December 13 • 9:18 AM

The Damage Done: Can Distance Between a Mother and Daughter Be the Best Solution?

“The devastation kept me away, but the guilt kept bringing me back, ready for another round.”


December 12 • 4:00 PM

The Red Cross Has Been Serially Misleading About Where Donors’ Dollars Are Going

The charity has become closely associated with one remarkable number in recent years: 91. That’s the percentage of donor dollars that goes toward services, according to organization leaders. But it’s unclear where that number comes from.


Follow us


Canadian Kids Have a Serious Smoking Problem

Bootleg cigarette sales could be leading Canadian teens to more serious drugs, a recent study finds.

The Hidden Psychology of the Home Ref

That old myth of home field bias isn’t a myth at all; it’s a statistical fact.

A Word of Caution to the Holiday Deal-Makers

Repeat customers—with higher return rates and real bargain-hunting prowess—can have negative effects on a company’s net earnings.

Crowdfunding Works for Science

Scientists just need to put forth some effort.

There’s More Than One Way to Be Good at Math

Mathematical ability isn’t one single skill set; there are indeed many ways to be “good at math,” research shows.

The Big One

One in two United States senators and two in five House members who left office between 1998 and 2004 became lobbyists.
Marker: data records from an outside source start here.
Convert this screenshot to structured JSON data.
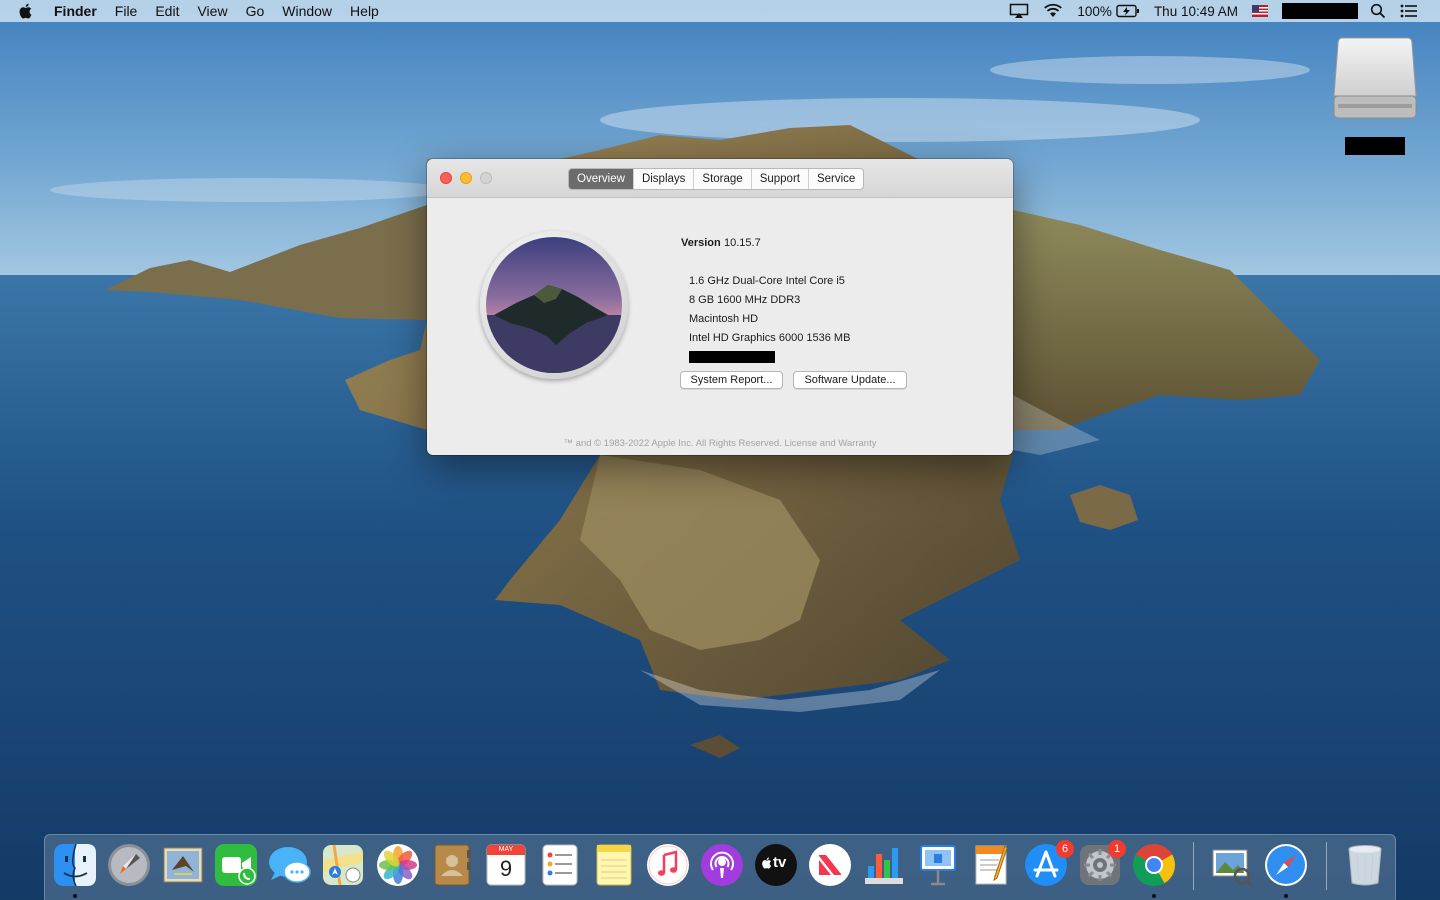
{
  "menubar": {
    "app_name": "Finder",
    "menus": [
      "File",
      "Edit",
      "View",
      "Go",
      "Window",
      "Help"
    ],
    "battery": "100%",
    "clock": "Thu 10:49 AM"
  },
  "about_window": {
    "tabs": [
      "Overview",
      "Displays",
      "Storage",
      "Support",
      "Service"
    ],
    "active_tab": "Overview",
    "version_label": "Version",
    "version_number": "10.15.7",
    "specs": [
      "1.6 GHz Dual-Core Intel Core i5",
      "8 GB 1600 MHz DDR3",
      "Macintosh HD",
      "Intel HD Graphics 6000 1536 MB"
    ],
    "buttons": {
      "system_report": "System Report...",
      "software_update": "Software Update..."
    },
    "copyright": "™ and © 1983-2022 Apple Inc. All Rights Reserved. License and Warranty"
  },
  "dock": {
    "apps": [
      {
        "name": "finder-icon",
        "running": true
      },
      {
        "name": "launchpad-icon",
        "running": false
      },
      {
        "name": "mail-icon",
        "running": false
      },
      {
        "name": "facetime-icon",
        "running": false
      },
      {
        "name": "messages-icon",
        "running": false
      },
      {
        "name": "maps-icon",
        "running": false
      },
      {
        "name": "photos-icon",
        "running": false
      },
      {
        "name": "contacts-icon",
        "running": false
      },
      {
        "name": "calendar-icon",
        "running": false
      },
      {
        "name": "reminders-icon",
        "running": false
      },
      {
        "name": "notes-icon",
        "running": false
      },
      {
        "name": "music-icon",
        "running": false
      },
      {
        "name": "podcasts-icon",
        "running": false
      },
      {
        "name": "tv-icon",
        "running": false
      },
      {
        "name": "news-icon",
        "running": false
      },
      {
        "name": "numbers-icon",
        "running": false
      },
      {
        "name": "keynote-icon",
        "running": false
      },
      {
        "name": "pages-icon",
        "running": false
      },
      {
        "name": "app-store-icon",
        "running": false
      },
      {
        "name": "system-preferences-icon",
        "running": true
      },
      {
        "name": "chrome-icon",
        "running": true
      }
    ],
    "calendar_month": "MAY",
    "calendar_day": "9",
    "tv_label": "tv",
    "app_store_badge": "6",
    "system_preferences_badge": "1",
    "colors": {
      "badge": "#f23b30",
      "dock_bg": "#5f7d9b"
    }
  }
}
November/December 2014

Copyright © 2014 by Pacific Standard and The Miller-McCune Center for Research, Media, and Public Policy. All Rights Reserved.